Miles Morales is still just your average teenager. He has unexpectedly become totally obsessed with poetry and can never seem to do much more than babble around his crush. Nothing too weird. Oh! Except, just yesterday, he used his spidey superpowers to save the world (no biggie) from an evil mastermind called The Warden. And the grand prize Miles gets for that is…Suspension. But what begins as a long boring day of in-school suspension is interrupted by a little bzzz in his mind. His spidey-sense is telling him there’s something not quite right here, and soon he finds himself in a fierce battle with an insidious…termite?! His unexpected foe is hiding a secret, one that could lead to the destruction of the world’s history—especially Black and Brown history—and only Miles can stop him. Yeah, just a typical day in the life of your friendly neighborhood SpiderMan.

Black ballerinas: my journey to our legacy by Misty Copeland; illustrated by Salena Barnes

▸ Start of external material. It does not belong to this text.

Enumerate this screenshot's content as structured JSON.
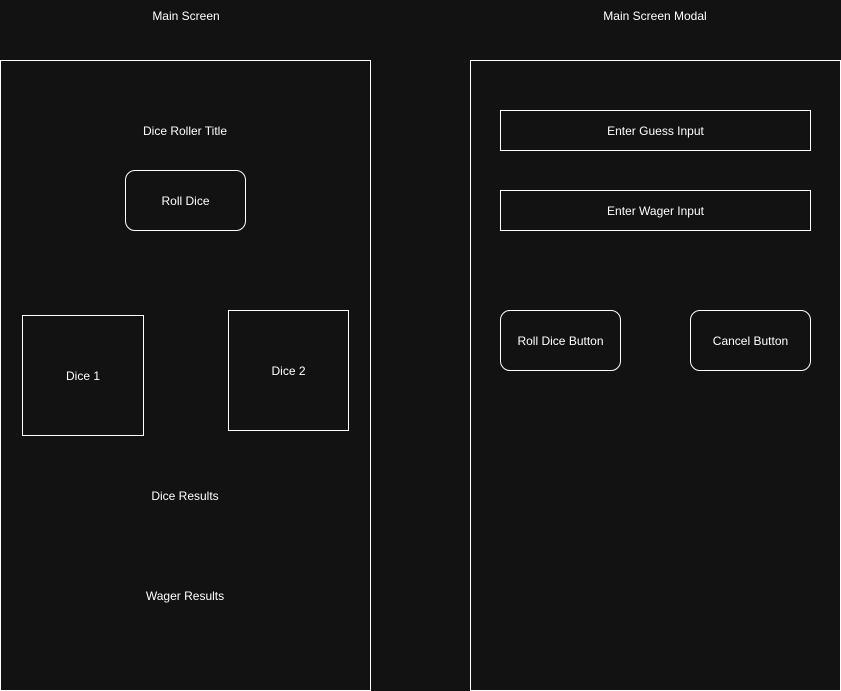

From New York Times bestselling and award-winning author and American Ballet Theatre principal dancer Misty Copeland comes a nonfiction picture book celebrating dancers of color who have influenced her on and off the stage. As a young girl living in a motel with her mother and her five siblings, Misty Copeland didn’t have a lot of exposure to ballet or prominent dancers. She was sixteen when she saw a Black ballerina on a magazine cover for the first time. The experience emboldened Misty and told her that she wasn’t alone–and her dream wasn’t impossible. In the years since, Misty has only learned more about the trailblazing women who made her own success possible by pushing back against repression and racism with their talent and tenacity. Misty brings these women’s stories to a new generation of readers and gives them the recognition they deserve. With an introduction from Misty about the legacy these women have had on dance and on her career itself, this book delves into the lives and careers of women of color who fundamentally changed the landscape of American ballet from the early twentieth century to today.